But sounds aren’t the only consideration. “I use the Circuit for its all-roundness. It has a completely different visual interface to program bass/lead lines and poly lines. Once you understand the key layout in relevance to a 12-tone setup, it is super fast to multi-octave stuff. I also use it for its drum parts and its odd abilities with samples. I load it with a good array of riff building blocks that can be combined for a lot of stuff. So ‘overallness’ is key.”

Shawn at work on his Novation Circuit.

Post-Industrial Punch: Samples For Circuit

Shawn’s Circuit sample pack gives him everything he needs to build grooves. “It’s a collection of things that simply work live, with which I can generate a groove quickly and with texture. There’s an assortment of kick drums. A couple are home-grown by me, and there are a few of my favourite ‘infamous drum sounds’ — sounds I’ve heard on so many records over the years that seem to just hang with me for some reason. A lot of the sounds are quite a bit tougher than you’d expect from a ‘techno guy’, and that’s because I prefer more industrial-sounding drums. Some are even resampled at lower frequencies or on classic samplers to add aliasing and shimmer. Hats, congas, chord hits, snares, pings, pongs and kicks.

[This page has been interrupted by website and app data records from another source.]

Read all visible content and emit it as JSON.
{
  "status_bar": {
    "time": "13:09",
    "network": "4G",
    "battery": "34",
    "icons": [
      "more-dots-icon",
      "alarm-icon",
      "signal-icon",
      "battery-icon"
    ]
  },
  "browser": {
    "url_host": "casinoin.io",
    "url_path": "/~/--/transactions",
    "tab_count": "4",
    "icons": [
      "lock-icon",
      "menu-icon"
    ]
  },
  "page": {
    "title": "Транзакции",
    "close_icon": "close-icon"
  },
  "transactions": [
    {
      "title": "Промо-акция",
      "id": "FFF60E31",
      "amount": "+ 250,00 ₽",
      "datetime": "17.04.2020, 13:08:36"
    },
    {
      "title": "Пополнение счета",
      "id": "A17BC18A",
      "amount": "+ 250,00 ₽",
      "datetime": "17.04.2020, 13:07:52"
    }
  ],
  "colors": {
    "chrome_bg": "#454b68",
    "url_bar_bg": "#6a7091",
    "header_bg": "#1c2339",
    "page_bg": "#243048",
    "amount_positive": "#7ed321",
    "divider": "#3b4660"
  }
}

I like having a good array of things on hand when playing live.”

“A lot of the sounds are quite a bit tougher than you’d expect from a techno guy.”

What’s missing in his sample set, admits Shawn, is bass sounds. “There’s a lack of bass samples, but since Circuit has a very capable monosynth on board, I chose to use the sample slots for other things.”

Shawn’s strong community spirit runs through this pack. “It’s always nice to see how a performer does things and organises their machines for their performance. This is like being able to get a glimpse inside, to maybe help somebody who will shine in the future on this machine. To offer a view as to how to maybe help set up an efficiently used sample set. Also: it just seems fun and I like sharing and helping people.”

We weren’t kidding when we said “crammed to the ceiling”.

We asked Shawn for his tips and advice to fellow Circuiteers. “Spend the time to learn the feel of it,” he suggests. “Learning the velocity is especially useful.” Circuit is a really customisable tool, and a few hours spent working out a layout that works for you will pay off in the long run. Shawn also recommends that you “learn to build your own patches and devise your own system of laying things out with the macros, especially if you’re using it live. The less thinking you can do, the faster you’ll be on it. Game that system to your advantage.” Finally, Shawn suggests that you choose your samples carefully, and keep them short. “Load your own samples. Short ones. Rely on the sequencer and your small sounds to build. Not on loops that lock you in. Loops are training wheels; the goal is to ride free.”

In its debut form, Novation Components was an online, browser-based portal. As of 11th April 2017, a standalone version of Components is available. You can access Shawn’s soundpack through this, or the original Components site. Check out